- Ph.D., Materials Science and Engineering, University of California, Berkeley, 2018
- M.S., Materials Science and Engineering, University of California, Berkeley, 2016
- B.S., Materials Science and Engineering, Cornell University, 2013
- Professional Engineer Metallurgical, California, #2038
- Materials Research Society
- The Minerals, Metals & Materials Society
- Tau Beta Pi
Dr. Thurston specializes in characterization of engineering materials and their modes of failure, with a particular focus in the fatigue and fracture of traditional and exotic metallic alloys. She is experienced in the design and implementation of mechanical testing and post-testing analyses on a range of materials including metals, glasses, composites, and polymers.

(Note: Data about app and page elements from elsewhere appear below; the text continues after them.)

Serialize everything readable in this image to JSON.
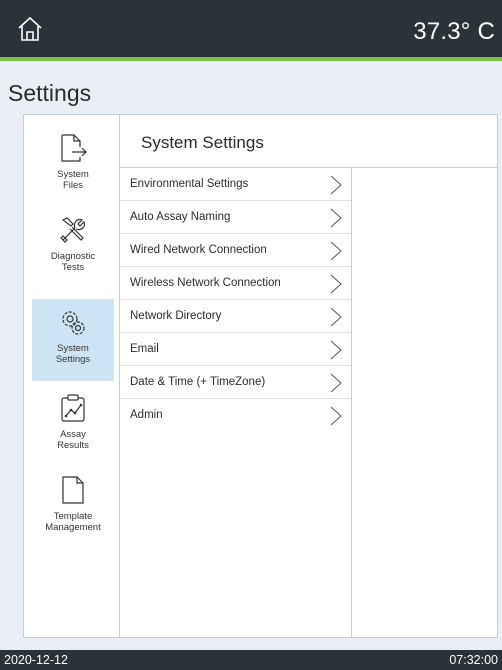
{
  "header": {
    "temperature": "37.3° C",
    "home_icon": "home-icon"
  },
  "page": {
    "title": "Settings"
  },
  "nav": {
    "items": [
      {
        "label": "System\nFiles",
        "icon": "file-export-icon"
      },
      {
        "label": "Diagnostic\nTests",
        "icon": "tools-icon"
      },
      {
        "label": "System\nSettings",
        "icon": "gears-icon"
      },
      {
        "label": "Assay\nResults",
        "icon": "chart-clipboard-icon"
      },
      {
        "label": "Template\nManagement",
        "icon": "document-icon"
      }
    ]
  },
  "content": {
    "title": "System Settings",
    "items": [
      {
        "label": "Environmental Settings"
      },
      {
        "label": "Auto Assay Naming"
      },
      {
        "label": "Wired Network Connection"
      },
      {
        "label": "Wireless Network Connection"
      },
      {
        "label": "Network Directory"
      },
      {
        "label": "Email"
      },
      {
        "label": "Date & Time (+ TimeZone)"
      },
      {
        "label": "Admin"
      }
    ]
  },
  "status": {
    "date": "2020-12-12",
    "time": "07:32:00"
  },
  "colors": {
    "topbar": "#2b333a",
    "accent": "#7ac143",
    "active_nav": "#cce4f3",
    "background": "#e9eff4"
  }
}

Dr. Thurston has significant experience with a versatile array of fractographic and spectroscopic analysis techniques including scanning electron microscopy (SEM), fluorescence confocal microscopy, electron backscatter diffraction (EBSD), grazing incidence x-ray diffraction (GIXD), x-ray diffraction (XRD), and Fourier-transform infrared spectroscopy (FTIR).
During her tenure as a graduate student researcher at the University of California, Berkeley and Lawrence Berkeley National Laboratory, Dr. Thurston studied the mechanical and microstructural properties of unusual metallic alloy systems such as bulk metallic glasses and 'high-entropy' alloys. She is well versed in the development and execution of mechanical testing procedures and has extensive practice working with servo-hydraulic load frames. Her thesis examined the temperature dependence of the crack-propagation behavior in the 'high-entropy' alloy CrMnFeCoNi under high-cycle fatigue with a focus on the impact of cryogenic conditions.